This trend was observed in the States after 9/11 terrorist attacks. New Yorkers, especially women, were utterly busy with their careers before the attacks, thinking that they had absolutely no time for bearing and raising children. The situation changed really soon, though: doctors were ready to accept a record number of babies nine months after the tragic events: all the babies were conceived in the autumn of 2001. American specialists called the phenomenon “outstanding pregnancy,” which was caused with the feeling of true love, not the mere wish of sexual satisfaction. People started paying a lot more attention to each other, they realized the value of each other's lives.

The recent energy crisis in Moscow has most likely produced a similar effect: it is not ruled out that a lot of Muscovites will become parents in nine months. Moscow's southern districts were disconnected from electric power supplies for two days.

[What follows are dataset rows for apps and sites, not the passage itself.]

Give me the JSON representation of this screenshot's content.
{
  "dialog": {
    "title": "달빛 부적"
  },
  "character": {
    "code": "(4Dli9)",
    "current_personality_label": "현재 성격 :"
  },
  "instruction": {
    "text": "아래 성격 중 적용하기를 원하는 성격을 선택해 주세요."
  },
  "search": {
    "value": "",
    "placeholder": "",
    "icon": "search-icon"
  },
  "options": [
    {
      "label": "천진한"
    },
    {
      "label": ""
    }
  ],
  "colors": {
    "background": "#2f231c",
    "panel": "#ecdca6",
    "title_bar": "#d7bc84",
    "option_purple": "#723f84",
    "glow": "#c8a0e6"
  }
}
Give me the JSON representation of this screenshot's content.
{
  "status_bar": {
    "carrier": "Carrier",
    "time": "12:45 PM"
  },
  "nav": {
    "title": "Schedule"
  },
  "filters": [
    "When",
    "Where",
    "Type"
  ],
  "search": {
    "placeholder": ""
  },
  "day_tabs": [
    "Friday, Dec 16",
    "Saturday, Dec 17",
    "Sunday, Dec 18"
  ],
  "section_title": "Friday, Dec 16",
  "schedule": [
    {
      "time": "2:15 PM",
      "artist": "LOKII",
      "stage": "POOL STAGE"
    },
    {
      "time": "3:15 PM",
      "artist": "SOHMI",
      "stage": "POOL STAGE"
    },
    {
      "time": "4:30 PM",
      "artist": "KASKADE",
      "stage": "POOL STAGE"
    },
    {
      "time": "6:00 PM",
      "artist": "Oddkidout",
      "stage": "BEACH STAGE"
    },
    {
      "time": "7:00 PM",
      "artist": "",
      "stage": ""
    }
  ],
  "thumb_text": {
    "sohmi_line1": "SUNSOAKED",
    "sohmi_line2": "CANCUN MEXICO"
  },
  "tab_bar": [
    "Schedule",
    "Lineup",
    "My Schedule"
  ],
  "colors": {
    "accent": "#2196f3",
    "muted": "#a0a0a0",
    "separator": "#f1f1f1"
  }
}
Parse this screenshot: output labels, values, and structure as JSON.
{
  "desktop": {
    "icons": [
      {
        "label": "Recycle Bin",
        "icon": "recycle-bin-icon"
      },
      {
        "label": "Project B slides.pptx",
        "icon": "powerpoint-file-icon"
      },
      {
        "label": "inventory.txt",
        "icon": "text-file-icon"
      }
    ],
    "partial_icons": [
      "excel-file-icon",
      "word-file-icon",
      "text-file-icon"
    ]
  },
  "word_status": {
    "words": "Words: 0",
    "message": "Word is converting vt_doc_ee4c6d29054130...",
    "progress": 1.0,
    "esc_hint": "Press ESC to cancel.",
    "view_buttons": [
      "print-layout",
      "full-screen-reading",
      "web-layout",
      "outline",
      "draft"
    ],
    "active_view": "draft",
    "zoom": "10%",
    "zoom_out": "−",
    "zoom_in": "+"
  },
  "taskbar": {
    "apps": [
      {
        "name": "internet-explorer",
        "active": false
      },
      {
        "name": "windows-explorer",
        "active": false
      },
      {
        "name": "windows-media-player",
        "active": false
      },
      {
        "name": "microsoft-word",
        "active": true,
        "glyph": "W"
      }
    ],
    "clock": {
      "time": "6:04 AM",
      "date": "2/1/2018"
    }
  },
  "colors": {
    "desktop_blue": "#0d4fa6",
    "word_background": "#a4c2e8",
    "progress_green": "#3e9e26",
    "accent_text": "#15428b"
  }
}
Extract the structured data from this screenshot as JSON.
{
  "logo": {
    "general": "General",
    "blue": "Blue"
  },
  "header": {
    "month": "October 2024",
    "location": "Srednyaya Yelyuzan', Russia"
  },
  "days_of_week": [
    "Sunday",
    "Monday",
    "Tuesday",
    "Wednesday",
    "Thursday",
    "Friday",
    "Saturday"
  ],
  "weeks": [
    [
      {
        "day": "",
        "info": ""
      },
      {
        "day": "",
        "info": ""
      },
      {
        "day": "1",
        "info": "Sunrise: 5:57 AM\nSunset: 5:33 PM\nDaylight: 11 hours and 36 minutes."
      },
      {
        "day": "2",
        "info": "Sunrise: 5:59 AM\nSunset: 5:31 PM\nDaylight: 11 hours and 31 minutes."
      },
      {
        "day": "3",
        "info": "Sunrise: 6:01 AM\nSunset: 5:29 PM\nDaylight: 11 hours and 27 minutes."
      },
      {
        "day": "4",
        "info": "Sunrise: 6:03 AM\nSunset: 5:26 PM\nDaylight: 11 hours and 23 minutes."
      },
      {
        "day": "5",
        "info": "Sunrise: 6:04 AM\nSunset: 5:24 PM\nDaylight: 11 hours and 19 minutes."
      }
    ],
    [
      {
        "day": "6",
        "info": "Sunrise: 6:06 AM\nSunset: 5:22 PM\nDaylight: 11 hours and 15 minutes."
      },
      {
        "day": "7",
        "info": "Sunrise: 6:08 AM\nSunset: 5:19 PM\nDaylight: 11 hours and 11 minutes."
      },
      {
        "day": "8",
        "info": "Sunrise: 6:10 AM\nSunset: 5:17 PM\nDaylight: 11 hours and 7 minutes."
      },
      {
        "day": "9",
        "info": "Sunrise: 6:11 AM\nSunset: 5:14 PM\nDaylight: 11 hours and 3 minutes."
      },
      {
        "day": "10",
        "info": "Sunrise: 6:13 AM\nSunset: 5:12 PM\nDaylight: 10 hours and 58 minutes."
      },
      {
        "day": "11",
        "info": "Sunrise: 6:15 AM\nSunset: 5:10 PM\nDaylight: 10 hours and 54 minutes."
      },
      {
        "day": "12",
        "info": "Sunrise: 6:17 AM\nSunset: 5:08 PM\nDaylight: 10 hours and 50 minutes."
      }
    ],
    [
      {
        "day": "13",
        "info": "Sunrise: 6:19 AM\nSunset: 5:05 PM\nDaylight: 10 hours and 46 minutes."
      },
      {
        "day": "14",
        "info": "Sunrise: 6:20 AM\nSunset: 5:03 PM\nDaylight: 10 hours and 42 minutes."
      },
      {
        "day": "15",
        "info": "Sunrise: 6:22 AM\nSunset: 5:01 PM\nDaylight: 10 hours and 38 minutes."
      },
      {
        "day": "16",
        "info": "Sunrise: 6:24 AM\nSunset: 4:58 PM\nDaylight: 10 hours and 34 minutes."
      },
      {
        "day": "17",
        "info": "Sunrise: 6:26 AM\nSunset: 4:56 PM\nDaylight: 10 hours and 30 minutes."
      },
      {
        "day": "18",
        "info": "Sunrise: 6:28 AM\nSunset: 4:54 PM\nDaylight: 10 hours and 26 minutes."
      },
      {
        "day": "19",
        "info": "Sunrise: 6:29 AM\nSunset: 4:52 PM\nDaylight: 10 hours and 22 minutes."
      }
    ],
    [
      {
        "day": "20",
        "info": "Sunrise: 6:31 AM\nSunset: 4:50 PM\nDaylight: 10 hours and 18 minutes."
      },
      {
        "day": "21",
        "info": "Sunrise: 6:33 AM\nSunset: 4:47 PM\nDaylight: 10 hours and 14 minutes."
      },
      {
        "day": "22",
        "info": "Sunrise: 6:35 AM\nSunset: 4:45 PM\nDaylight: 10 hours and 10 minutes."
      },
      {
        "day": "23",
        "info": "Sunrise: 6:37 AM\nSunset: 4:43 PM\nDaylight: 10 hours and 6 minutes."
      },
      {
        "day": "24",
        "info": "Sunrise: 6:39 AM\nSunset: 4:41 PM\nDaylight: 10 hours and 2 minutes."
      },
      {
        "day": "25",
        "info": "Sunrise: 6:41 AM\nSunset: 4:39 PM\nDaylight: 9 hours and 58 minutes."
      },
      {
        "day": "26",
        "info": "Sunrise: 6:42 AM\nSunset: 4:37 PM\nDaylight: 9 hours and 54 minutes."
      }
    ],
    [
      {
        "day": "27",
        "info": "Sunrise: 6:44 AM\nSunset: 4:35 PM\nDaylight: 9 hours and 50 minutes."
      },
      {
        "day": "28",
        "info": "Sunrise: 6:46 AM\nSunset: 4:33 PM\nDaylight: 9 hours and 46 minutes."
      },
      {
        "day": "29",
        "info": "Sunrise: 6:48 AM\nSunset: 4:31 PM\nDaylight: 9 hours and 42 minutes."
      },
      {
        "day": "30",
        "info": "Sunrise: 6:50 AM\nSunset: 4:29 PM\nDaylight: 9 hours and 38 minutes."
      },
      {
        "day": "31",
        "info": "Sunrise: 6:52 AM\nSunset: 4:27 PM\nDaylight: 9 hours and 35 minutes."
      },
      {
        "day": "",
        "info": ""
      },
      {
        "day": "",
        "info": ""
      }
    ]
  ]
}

When Moscow's Ostankino TV tower was on fire several years ago, a lot of Russian TV addicts had a lot of free time. Inattentive husbands, who usually preferred to lazy around and watch TV after work, were deprived of such an opportunity. They could watch nothing but blue screens on their TV-sets: the fire destroyed the broadcast. Women were happy.

It is noteworthy that human beings feel more attracted to each other at the end of spring, when the first summer month is drawing near. It is generally believed that the majority of children are conceived at the end of May or in the beginning of June. “It is quite possible that we are going to witness a sudden increase of the birth rate in Moscow in nine months,” doctor Alexander Fateyev told the Moskovsky Komsomolets newspaper. “States of emergency often unite families, they make people pay attention to each other and care for each other. As a rule, people become closer and they start thinking of their descendants. In addition, what else can two people do in their homes, when there is no electricity?” the doctor said.

Another experienced doctor, Alexander Zachepilo, is certain, though, that the current situation in Moscow is absolutely different from the one described above. “The energy crisis exasperated the majority of those, who suffered from it. When people are furious, they do not think about sex. It is obviously not that type of situation, when darkness inspires humans to love,” the doctor said.

US specialists predicted a baby boom in August of 2003, when a blackout paralyzed New York. The suppositions were based on the previous similar experience in 1965: an energy crisis in New York supposedly led to an increased birth rate in the city.